…there’s this whole fashion of people who want to take back country music and make it old school and country music to those people is the only kind of music that’s not allowed to evolve. […] I mean, rock ‘n’ roll, there’s nobody sounds like The Beatles. There’s nobody sounds like Bill Haley and The Comets right now. Pop music has changed drastically over the years and keeps changing. And, you know, everybody wants country music to be the same. All the country music fans only want to listen to classic country music and the umbrella’s just much bigger now.
So — mischaracterization, or foul and malicious lie? You make the call. As for me, I would lean toward the latter.

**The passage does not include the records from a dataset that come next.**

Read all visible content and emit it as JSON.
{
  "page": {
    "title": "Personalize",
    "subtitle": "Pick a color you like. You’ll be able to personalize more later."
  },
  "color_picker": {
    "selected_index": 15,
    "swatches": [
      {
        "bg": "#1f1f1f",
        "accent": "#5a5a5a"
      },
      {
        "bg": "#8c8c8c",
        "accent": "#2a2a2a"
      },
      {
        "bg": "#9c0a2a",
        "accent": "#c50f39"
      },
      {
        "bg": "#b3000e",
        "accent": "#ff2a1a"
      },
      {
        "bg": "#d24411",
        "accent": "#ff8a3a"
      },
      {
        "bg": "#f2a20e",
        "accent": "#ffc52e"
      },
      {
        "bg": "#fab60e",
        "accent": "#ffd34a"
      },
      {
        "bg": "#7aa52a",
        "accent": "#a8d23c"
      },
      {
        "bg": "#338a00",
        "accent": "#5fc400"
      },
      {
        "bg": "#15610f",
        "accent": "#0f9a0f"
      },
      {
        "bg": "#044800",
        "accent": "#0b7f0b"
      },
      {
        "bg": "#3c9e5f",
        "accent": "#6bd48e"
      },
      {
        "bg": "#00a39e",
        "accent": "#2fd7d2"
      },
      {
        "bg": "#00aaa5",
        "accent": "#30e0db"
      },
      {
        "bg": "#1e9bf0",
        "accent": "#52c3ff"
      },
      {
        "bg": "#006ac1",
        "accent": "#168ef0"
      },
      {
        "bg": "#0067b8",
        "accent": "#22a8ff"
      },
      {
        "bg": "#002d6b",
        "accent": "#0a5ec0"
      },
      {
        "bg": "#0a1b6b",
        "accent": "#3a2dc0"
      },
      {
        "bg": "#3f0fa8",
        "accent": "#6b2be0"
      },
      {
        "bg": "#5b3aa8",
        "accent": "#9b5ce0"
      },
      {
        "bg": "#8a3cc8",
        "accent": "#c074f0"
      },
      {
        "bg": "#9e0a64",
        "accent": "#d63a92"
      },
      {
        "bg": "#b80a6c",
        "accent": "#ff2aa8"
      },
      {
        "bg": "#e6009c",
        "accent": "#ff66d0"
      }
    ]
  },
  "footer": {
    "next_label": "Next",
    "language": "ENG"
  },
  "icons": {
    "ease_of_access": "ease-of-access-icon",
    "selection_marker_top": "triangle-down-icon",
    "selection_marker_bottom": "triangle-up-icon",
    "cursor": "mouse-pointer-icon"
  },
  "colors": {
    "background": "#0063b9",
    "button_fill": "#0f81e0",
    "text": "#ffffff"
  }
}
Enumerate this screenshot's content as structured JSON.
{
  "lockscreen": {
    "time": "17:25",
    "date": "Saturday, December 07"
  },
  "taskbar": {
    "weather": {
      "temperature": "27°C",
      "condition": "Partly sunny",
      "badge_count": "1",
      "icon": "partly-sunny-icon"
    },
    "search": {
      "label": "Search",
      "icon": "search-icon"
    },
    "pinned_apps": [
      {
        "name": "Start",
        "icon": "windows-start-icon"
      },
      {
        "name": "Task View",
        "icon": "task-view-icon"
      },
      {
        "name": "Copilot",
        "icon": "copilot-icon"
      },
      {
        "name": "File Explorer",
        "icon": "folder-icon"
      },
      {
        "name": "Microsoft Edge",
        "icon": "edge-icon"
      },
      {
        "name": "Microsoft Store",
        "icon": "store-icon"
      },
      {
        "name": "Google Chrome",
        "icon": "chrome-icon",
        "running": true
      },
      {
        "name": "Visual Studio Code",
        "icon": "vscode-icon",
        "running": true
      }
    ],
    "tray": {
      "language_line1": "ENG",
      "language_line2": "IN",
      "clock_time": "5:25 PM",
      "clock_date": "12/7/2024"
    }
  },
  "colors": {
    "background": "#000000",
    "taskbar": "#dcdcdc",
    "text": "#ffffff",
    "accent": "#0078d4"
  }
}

Why? Because with Rucker’s self-professed musical heroes — Radney Foster, Nanci Griffith, and the like — there’s no way you’re going to get me to believe that he doesn’t know better than to characterize “all the country music fans” like this. I could probably write a book on it, but Deryl Dodd said it best not long after Pearl Snaps came out:

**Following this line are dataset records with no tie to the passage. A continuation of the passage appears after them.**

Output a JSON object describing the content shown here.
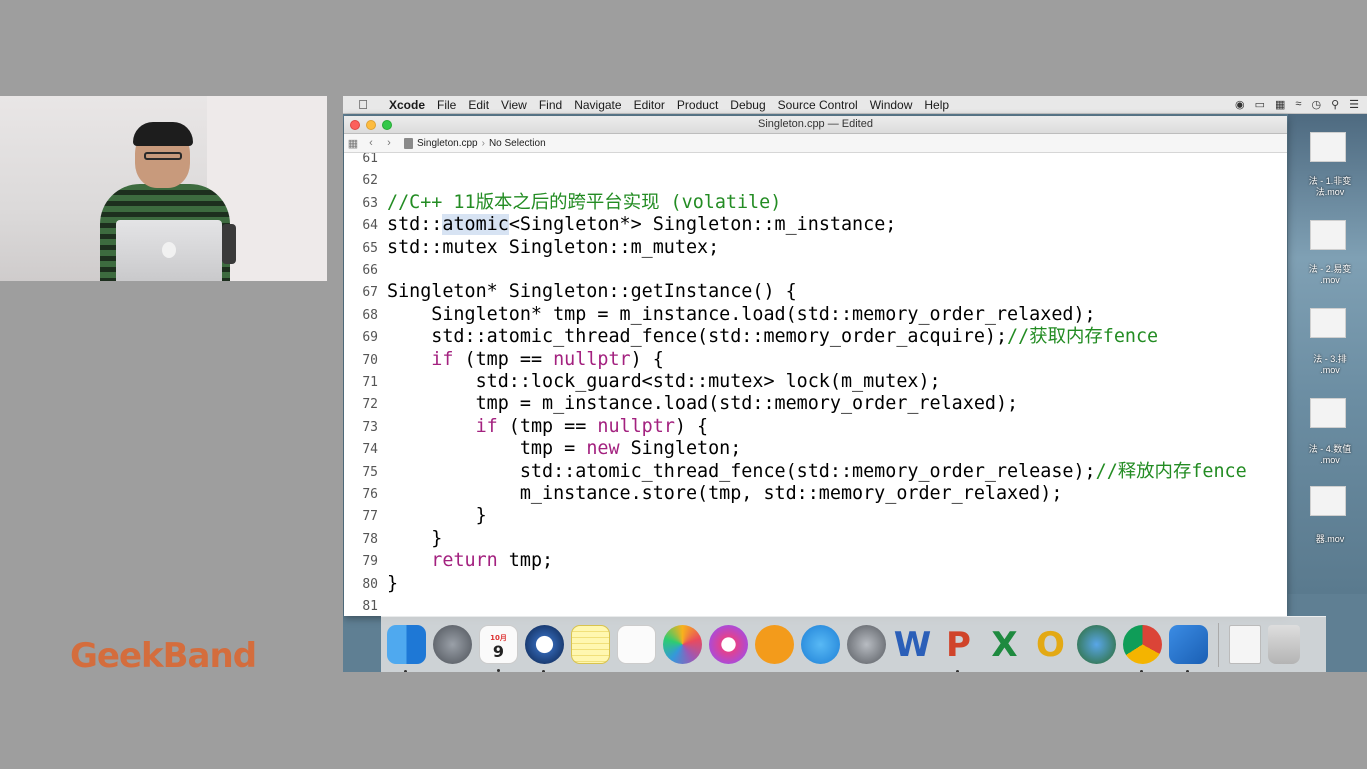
{
  "brand": "GeekBand",
  "menubar": {
    "items": [
      "Xcode",
      "File",
      "Edit",
      "View",
      "Find",
      "Navigate",
      "Editor",
      "Product",
      "Debug",
      "Source Control",
      "Window",
      "Help"
    ]
  },
  "window": {
    "title": "Singleton.cpp — Edited",
    "jumpbar": {
      "file": "Singleton.cpp",
      "selection": "No Selection"
    }
  },
  "editor": {
    "lines": [
      {
        "n": "61",
        "code": ""
      },
      {
        "n": "62",
        "code": ""
      },
      {
        "n": "63",
        "code": "//C++ 11版本之后的跨平台实现 (volatile)"
      },
      {
        "n": "64",
        "code": "std::atomic<Singleton*> Singleton::m_instance;"
      },
      {
        "n": "65",
        "code": "std::mutex Singleton::m_mutex;"
      },
      {
        "n": "66",
        "code": ""
      },
      {
        "n": "67",
        "code": "Singleton* Singleton::getInstance() {"
      },
      {
        "n": "68",
        "code": "    Singleton* tmp = m_instance.load(std::memory_order_relaxed);"
      },
      {
        "n": "69",
        "code": "    std::atomic_thread_fence(std::memory_order_acquire);//获取内存fence"
      },
      {
        "n": "70",
        "code": "    if (tmp == nullptr) {"
      },
      {
        "n": "71",
        "code": "        std::lock_guard<std::mutex> lock(m_mutex);"
      },
      {
        "n": "72",
        "code": "        tmp = m_instance.load(std::memory_order_relaxed);"
      },
      {
        "n": "73",
        "code": "        if (tmp == nullptr) {"
      },
      {
        "n": "74",
        "code": "            tmp = new Singleton;"
      },
      {
        "n": "75",
        "code": "            std::atomic_thread_fence(std::memory_order_release);//释放内存fence"
      },
      {
        "n": "76",
        "code": "            m_instance.store(tmp, std::memory_order_relaxed);"
      },
      {
        "n": "77",
        "code": "        }"
      },
      {
        "n": "78",
        "code": "    }"
      },
      {
        "n": "79",
        "code": "    return tmp;"
      },
      {
        "n": "80",
        "code": "}"
      },
      {
        "n": "81",
        "code": ""
      }
    ]
  },
  "desktop": {
    "labels": [
      "法 - 1.非变\n法.mov",
      "法 - 2.易变\n.mov",
      "法 - 3.排\n.mov",
      "法 - 4.数值\n.mov",
      "器.mov"
    ]
  },
  "dock": {
    "calendar_month": "10月",
    "calendar_day": "9"
  },
  "colors": {
    "comment": "#238c23",
    "keyword": "#a3217f",
    "brand": "#d46d3d"
  }
}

“It doesn’t have to be the actual old hits of the ‘70s or ‘60s, but a music that puts a new twist on the traditional sound, like Dwight Yoakam and Alan Jackson.”
Or, in other words, music that at least maintains some link to its roots as it moves forward. I mean, really. All those Texas, Red Dirt, and Americana people that everyone sings the praises of don’t sound like Waylon or George Jones, but you can clearly tell they were at least influenced by those folks and all the folks that came after, like Keith Whitley, George Strait, Ricky Skaggs, etc. I would argue the opposite of what Darius Rucker says, though — that is, country is the only genre, it seems, where wanting the genre to have some semblance of a signature sound with certain instruments and beats is seen as holding the genre back instead of keeping it grounded in its identity. Just as another example, metal has changed a pretty good bit between, say, 1970 and now — I mean, there’s a world of difference between Paranoid, Painkiller, and Symphony X’s Iconoclast, but I never heard anyone claim that the latter wasn’t a metal album, and they’d rightly have been laughed off the planet if they’d tried. And I’m pretty sure I never heard anyone claim that even Symphony X wasn’t metal, or that Accept was stuck in 1982 with their last three albums.
My favorite response to this, though, came in the comments at Saving Country Music back when Rucker started spouting this line of crap:
“Dude got famous for ripping off REM and has the nerve to say this? People talk about rock being dead or needing saving all the time. How many bands have been credited as saving rock? In my lifetime at least 2 (Nirvana and The Strokes). Maybe if he wasn’t in one of the most famous one shot wonder bands and had to slum it in country because fucking NO ONE bought any other Hootie albums except for the first one (which is currently clogging up the user bins and landfills near you) he wouldn’t be so defensive about his career.”
I will still say, though, that with this new talking point, Darius Rucker shows himself to be at least as big a fraud as Ryan Adams. Why? Because Rucker, just like Ryan Adams, has in a way been lying to his fans and country music fans in general. Rucker has been saying, from the beginning of his career, that he’s a fan of that kind of music and that he wanted to do more of it, but the label wouldn’t let him do it because it ostensibly wasn’t commercial enough — which implies that he believed that country music should still sound, well, country, as it evolves. This new talking point suggests that he didn’t believe any of that, and in a way, that’s even more disappointing than his actual music.
(h/t Country California)